[Start of Attachment]
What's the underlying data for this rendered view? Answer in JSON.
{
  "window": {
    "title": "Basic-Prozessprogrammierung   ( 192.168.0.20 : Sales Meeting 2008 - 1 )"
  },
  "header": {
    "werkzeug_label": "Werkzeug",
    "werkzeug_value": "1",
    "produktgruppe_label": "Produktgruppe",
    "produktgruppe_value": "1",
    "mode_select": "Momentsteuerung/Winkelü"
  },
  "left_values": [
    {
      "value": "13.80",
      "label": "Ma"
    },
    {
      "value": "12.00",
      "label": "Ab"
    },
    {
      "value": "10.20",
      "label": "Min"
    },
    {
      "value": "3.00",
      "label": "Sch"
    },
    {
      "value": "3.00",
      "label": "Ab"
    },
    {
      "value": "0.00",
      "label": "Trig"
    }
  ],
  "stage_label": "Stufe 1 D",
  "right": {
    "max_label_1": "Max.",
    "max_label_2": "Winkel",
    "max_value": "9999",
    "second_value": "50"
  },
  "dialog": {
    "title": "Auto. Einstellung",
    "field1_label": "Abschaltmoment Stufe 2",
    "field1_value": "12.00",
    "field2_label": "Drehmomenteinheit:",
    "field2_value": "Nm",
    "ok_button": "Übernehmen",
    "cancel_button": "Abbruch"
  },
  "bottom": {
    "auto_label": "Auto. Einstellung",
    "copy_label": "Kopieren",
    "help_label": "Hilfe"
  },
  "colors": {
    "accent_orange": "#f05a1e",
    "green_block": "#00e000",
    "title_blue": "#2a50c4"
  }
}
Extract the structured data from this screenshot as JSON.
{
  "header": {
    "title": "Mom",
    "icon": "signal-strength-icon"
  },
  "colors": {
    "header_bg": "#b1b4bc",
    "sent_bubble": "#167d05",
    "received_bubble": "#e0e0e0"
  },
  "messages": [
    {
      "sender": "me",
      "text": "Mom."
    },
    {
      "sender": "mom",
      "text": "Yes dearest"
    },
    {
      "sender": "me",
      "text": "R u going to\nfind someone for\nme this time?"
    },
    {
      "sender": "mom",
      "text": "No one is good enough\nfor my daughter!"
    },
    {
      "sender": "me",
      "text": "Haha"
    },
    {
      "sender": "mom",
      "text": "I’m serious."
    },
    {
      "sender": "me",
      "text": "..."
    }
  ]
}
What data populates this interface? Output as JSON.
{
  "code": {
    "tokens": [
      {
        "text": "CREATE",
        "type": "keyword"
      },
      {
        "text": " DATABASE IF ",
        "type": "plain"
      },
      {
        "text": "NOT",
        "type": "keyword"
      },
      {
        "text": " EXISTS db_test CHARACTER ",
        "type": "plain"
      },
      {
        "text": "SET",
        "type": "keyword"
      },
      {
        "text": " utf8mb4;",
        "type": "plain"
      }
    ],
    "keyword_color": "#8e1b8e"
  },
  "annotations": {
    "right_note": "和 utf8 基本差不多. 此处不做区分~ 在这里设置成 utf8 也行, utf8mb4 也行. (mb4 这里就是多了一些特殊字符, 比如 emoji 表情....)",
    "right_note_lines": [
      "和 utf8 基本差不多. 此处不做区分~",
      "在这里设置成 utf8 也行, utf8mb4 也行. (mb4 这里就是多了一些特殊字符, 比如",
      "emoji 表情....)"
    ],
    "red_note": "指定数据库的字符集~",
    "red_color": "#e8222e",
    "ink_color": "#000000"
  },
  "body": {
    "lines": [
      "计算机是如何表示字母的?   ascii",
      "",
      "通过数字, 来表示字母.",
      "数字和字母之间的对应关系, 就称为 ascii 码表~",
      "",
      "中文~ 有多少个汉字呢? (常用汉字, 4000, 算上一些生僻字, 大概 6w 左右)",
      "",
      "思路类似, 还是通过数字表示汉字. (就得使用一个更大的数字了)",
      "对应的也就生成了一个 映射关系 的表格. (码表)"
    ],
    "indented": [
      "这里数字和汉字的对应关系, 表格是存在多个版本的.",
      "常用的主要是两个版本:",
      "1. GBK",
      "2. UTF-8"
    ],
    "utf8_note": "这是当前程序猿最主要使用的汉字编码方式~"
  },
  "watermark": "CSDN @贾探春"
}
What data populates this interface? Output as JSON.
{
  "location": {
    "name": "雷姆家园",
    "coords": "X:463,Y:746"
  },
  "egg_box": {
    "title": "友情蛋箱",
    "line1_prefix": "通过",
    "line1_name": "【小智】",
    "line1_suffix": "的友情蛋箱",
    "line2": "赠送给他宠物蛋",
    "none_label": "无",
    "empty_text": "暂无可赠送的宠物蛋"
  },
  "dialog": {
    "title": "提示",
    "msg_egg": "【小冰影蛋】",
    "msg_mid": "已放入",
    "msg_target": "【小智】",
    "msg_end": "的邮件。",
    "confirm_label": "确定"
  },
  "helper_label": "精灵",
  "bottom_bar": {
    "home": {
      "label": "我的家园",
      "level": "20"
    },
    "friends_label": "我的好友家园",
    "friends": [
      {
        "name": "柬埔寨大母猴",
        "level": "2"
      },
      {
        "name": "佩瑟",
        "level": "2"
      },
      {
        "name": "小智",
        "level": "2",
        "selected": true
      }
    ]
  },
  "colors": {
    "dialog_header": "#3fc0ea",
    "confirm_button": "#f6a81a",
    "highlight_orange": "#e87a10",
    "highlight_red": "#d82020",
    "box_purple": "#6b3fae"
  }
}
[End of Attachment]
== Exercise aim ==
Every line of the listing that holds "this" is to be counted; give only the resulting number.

== Finished exercise ==
5